After lunch we jumped back on the micro and stopped off in Urubamba where we wondered the town and came across a school group who were practising for a show/play of some sort outside. We just sat by the wall for an hour watching them rehearse with some smaller children playing in the waterfall nearby. We decided to head to Pisac that evening, so jumped back on the bus, paid 2 soles and arrived in Pisac an hour later. We spent a while trying to find a cheap hostel, and eventually came across a family run hostel with a very friendly old lady. We paid 15 soles for a bed and then went to a Chinese restaurant for dinner.

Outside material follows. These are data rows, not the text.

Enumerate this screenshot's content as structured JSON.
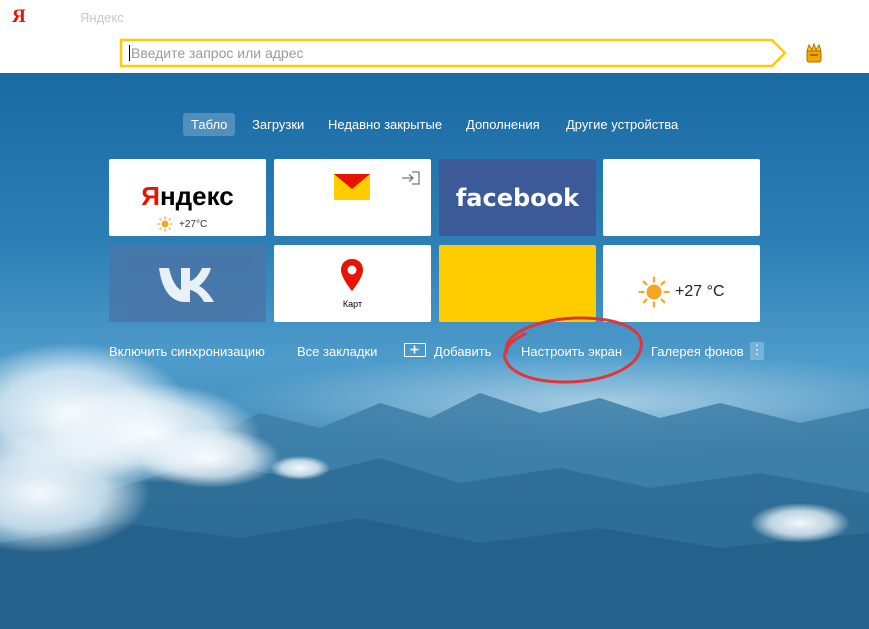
{
  "browser": {
    "logo": "Я",
    "tab_title": "Яндекс",
    "omnibox": {
      "placeholder": "Введите запрос или адрес",
      "value": ""
    },
    "colors": {
      "omnibox_border": "#ffcc00",
      "logo_red": "#e61400"
    }
  },
  "nav": {
    "items": [
      {
        "label": "Табло",
        "active": true
      },
      {
        "label": "Загрузки",
        "active": false
      },
      {
        "label": "Недавно закрытые",
        "active": false
      },
      {
        "label": "Дополнения",
        "active": false
      },
      {
        "label": "Другие устройства",
        "active": false
      }
    ]
  },
  "tiles": {
    "yandex": {
      "brand": "Яндекс",
      "brand_first": "Я",
      "brand_rest": "ндекс",
      "weather": "+27°C",
      "icon": "sun-icon"
    },
    "mail": {
      "icon": "mail-envelope-icon",
      "badge_icon": "enter-arrow-icon"
    },
    "facebook": {
      "brand": "facebook",
      "color": "#3c5a98"
    },
    "empty": {},
    "vk": {
      "brand": "VK",
      "icon": "vk-logo-icon",
      "color": "#4a76a8"
    },
    "maps": {
      "label": "Карт",
      "icon": "map-pin-icon"
    },
    "yellow": {
      "color": "#ffcc00"
    },
    "weather": {
      "temperature": "+27 °C",
      "icon": "sun-icon"
    }
  },
  "bottom": {
    "sync": "Включить синхронизацию",
    "bookmarks": "Все закладки",
    "add": "Добавить",
    "customize": "Настроить экран",
    "gallery": "Галерея фонов",
    "more": "⋮"
  },
  "annotation": {
    "highlight_color": "#e0353b",
    "target": "Настроить экран"
  }
}
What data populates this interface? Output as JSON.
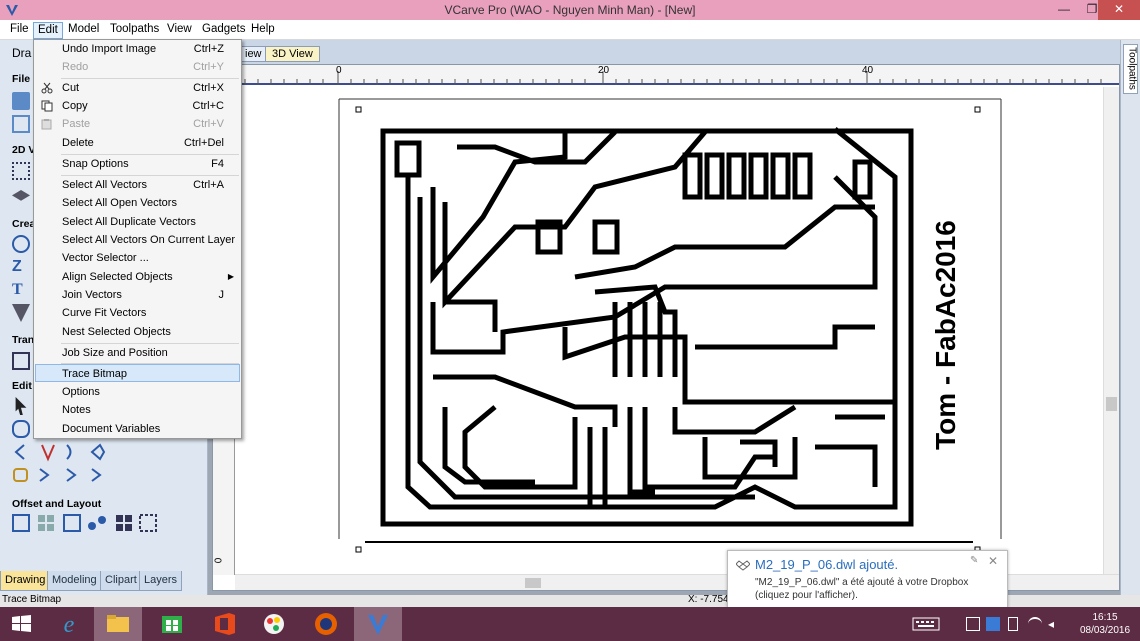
{
  "window": {
    "title": "VCarve Pro (WAO - Nguyen Minh Man) - [New]",
    "min_icon": "minimize-icon",
    "max_icon": "restore-icon",
    "close_icon": "close-icon",
    "min_glyph": "—",
    "max_glyph": "❐",
    "close_glyph": "✕"
  },
  "menubar": [
    "File",
    "Edit",
    "Model",
    "Toolpaths",
    "View",
    "Gadgets",
    "Help"
  ],
  "left_panel": {
    "title": "Dra",
    "sections": [
      "File",
      "2D V",
      "Crea",
      "Tran",
      "Edit",
      "Offset and Layout"
    ],
    "tabs": [
      "Drawing",
      "Modeling",
      "Clipart",
      "Layers"
    ],
    "active_tab": "Drawing"
  },
  "view_tabs": [
    {
      "label": "iew"
    },
    {
      "label": "3D View"
    }
  ],
  "right_tab": "Toolpaths",
  "ruler": {
    "h": [
      "0",
      "20",
      "40"
    ],
    "v": [
      "0"
    ]
  },
  "canvas_text": "Tom - FabAc2016",
  "edit_menu": {
    "items": [
      {
        "label": "Undo Import Image",
        "shortcut": "Ctrl+Z",
        "icon": "undo-icon",
        "disabled": false
      },
      {
        "label": "Redo",
        "shortcut": "Ctrl+Y",
        "icon": "",
        "disabled": true
      },
      {
        "sep": true
      },
      {
        "label": "Cut",
        "shortcut": "Ctrl+X",
        "icon": "scissors-icon",
        "disabled": false
      },
      {
        "label": "Copy",
        "shortcut": "Ctrl+C",
        "icon": "copy-icon",
        "disabled": false
      },
      {
        "label": "Paste",
        "shortcut": "Ctrl+V",
        "icon": "paste-icon",
        "disabled": true
      },
      {
        "label": "Delete",
        "shortcut": "Ctrl+Del",
        "icon": "",
        "disabled": false
      },
      {
        "sep": true
      },
      {
        "label": "Snap Options",
        "shortcut": "F4",
        "icon": "",
        "disabled": false
      },
      {
        "sep": true
      },
      {
        "label": "Select All Vectors",
        "shortcut": "Ctrl+A",
        "icon": "",
        "disabled": false
      },
      {
        "label": "Select All Open Vectors",
        "shortcut": "",
        "icon": "",
        "disabled": false
      },
      {
        "label": "Select All Duplicate Vectors",
        "shortcut": "",
        "icon": "",
        "disabled": false
      },
      {
        "label": "Select All Vectors On Current Layer",
        "shortcut": "",
        "icon": "",
        "disabled": false
      },
      {
        "label": "Vector Selector ...",
        "shortcut": "",
        "icon": "",
        "disabled": false
      },
      {
        "label": "Align Selected Objects",
        "shortcut": "",
        "icon": "",
        "disabled": false,
        "submenu": true
      },
      {
        "label": "Join Vectors",
        "shortcut": "J",
        "icon": "",
        "disabled": false
      },
      {
        "label": "Curve Fit Vectors",
        "shortcut": "",
        "icon": "",
        "disabled": false
      },
      {
        "label": "Nest Selected Objects",
        "shortcut": "",
        "icon": "",
        "disabled": false
      },
      {
        "sep": true
      },
      {
        "label": "Job Size and Position",
        "shortcut": "",
        "icon": "",
        "disabled": false
      },
      {
        "sep": true
      },
      {
        "label": "Trace Bitmap",
        "shortcut": "",
        "icon": "",
        "disabled": false,
        "highlighted": true
      },
      {
        "label": "Options",
        "shortcut": "",
        "icon": "",
        "disabled": false
      },
      {
        "label": "Notes",
        "shortcut": "",
        "icon": "",
        "disabled": false
      },
      {
        "label": "Document Variables",
        "shortcut": "",
        "icon": "",
        "disabled": false
      }
    ]
  },
  "status": {
    "text": "Trace Bitmap",
    "coords": "X: -7.754"
  },
  "toast": {
    "title": "M2_19_P_06.dwl ajouté.",
    "body": "\"M2_19_P_06.dwl\" a été ajouté à votre Dropbox (cliquez pour l'afficher).",
    "icon": "dropbox-icon",
    "pin_icon": "pin-icon",
    "close_icon": "close-icon",
    "pin_glyph": "✎",
    "close_glyph": "✕"
  },
  "taskbar": {
    "apps": [
      "windows-start-icon",
      "internet-explorer-icon",
      "file-explorer-icon",
      "store-icon",
      "office-icon",
      "paint-icon",
      "firefox-icon",
      "vcarve-icon"
    ],
    "active_app": "vcarve-icon",
    "clock_time": "16:15",
    "clock_date": "08/03/2016"
  },
  "colors": {
    "titlebar": "#e9a0bd",
    "taskbar": "#5c2c44",
    "menu_highlight": "#d7e8fb",
    "toast_title": "#2a6ebd"
  }
}
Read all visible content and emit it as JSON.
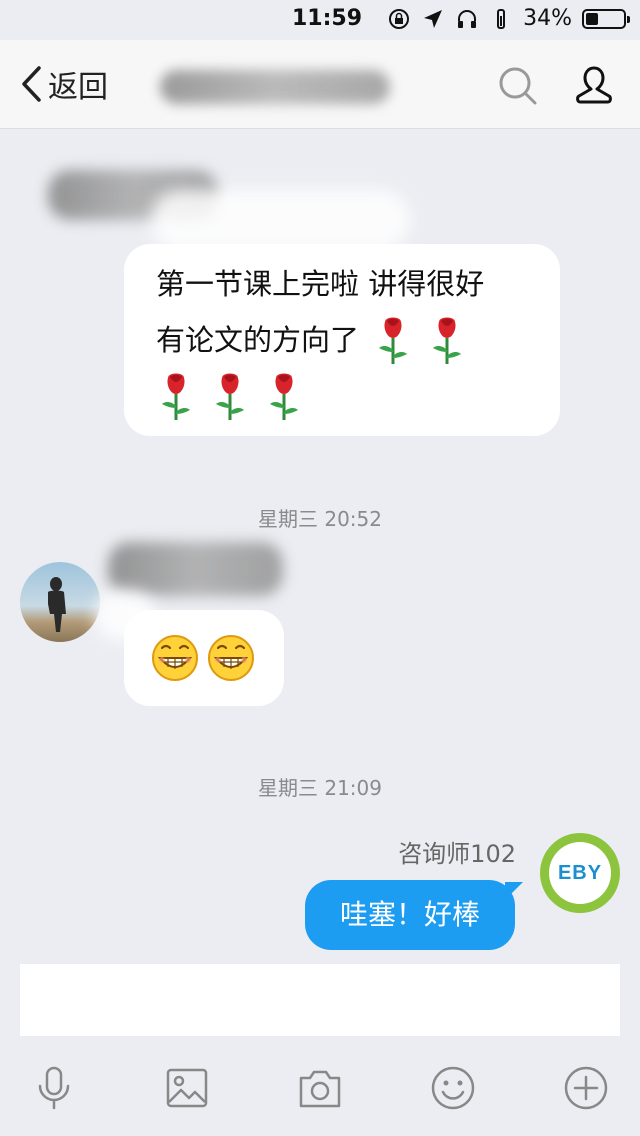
{
  "status_bar": {
    "time": "11:59",
    "battery": "34%",
    "battery_level": 0.34
  },
  "nav": {
    "back_label": "返回"
  },
  "messages": {
    "first": {
      "lines": [
        "第一节课上完啦 讲得很好",
        "有论文的方向了"
      ],
      "rose_count_line2": 2,
      "rose_count_line3": 3
    },
    "time1": "星期三 20:52",
    "second_emoji_count": 2,
    "time2": "星期三 21:09",
    "reply": {
      "sender": "咨询师102",
      "text": "哇塞！好棒",
      "avatar_logo": "EBY"
    }
  },
  "colors": {
    "accent": "#1d9df2",
    "background": "#ebedf2",
    "avatar_ring": "#8cc43e"
  },
  "icons": [
    "mic-icon",
    "image-icon",
    "camera-icon",
    "emoji-icon",
    "plus-icon"
  ]
}
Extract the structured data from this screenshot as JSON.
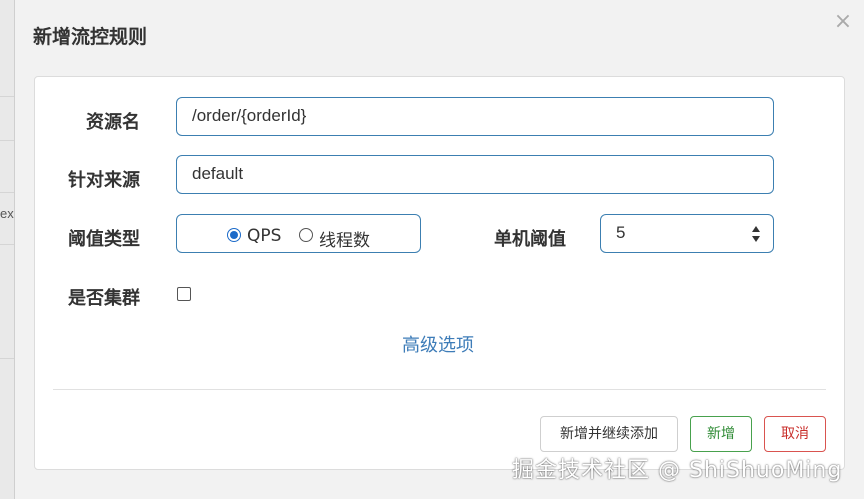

The sun was shining and we were ready to see the city and ruins of Pisac. The people in the information centre were not very helpful as they suggested we get a 25 soles taxi to the top of the mountain and walk down in order to see "everything properly" (it was about 11am after we had checked out and had breakfast in Blue Lama which was terrible granola and very small portion - not even a portion for a 2 year old!) As you can imagine we didn't want to pay a taxi so started walking instead...until we realised we were walking in the wrong direction so had to turn back and head back to the village. We were lucky enough that a micro stopped and asked us where we wanted to go...he said he stopped 1k away from our destination so we jumped in (at only 2 soles per person- a little different to paying 25 soles!) Ok so we were squashed, I was literally sat on this lady's lap in the front seat, but she was lovely so we got chatting away as if we were old friends. Rather funny! It's times like these I am so glad I can speak Spanish with the locals otherwise it would have probably felt quite awkward. The walk down the mountain was lovely, we passed several different ruins and the views of the city and the valley ahead was magical. We were so lucky with the weather too which makes a huge difference with the views. When we got back to the city we had a good chat with an artist and then brought a few items from a bakery before hopping back on a bus to Cusco. We treated ourselves to pizza before sitting down to watch 'Gulliver's Travels' on my laptop. Ok, maybe I managed to stay awake to watch half the film - I must have been exhausted.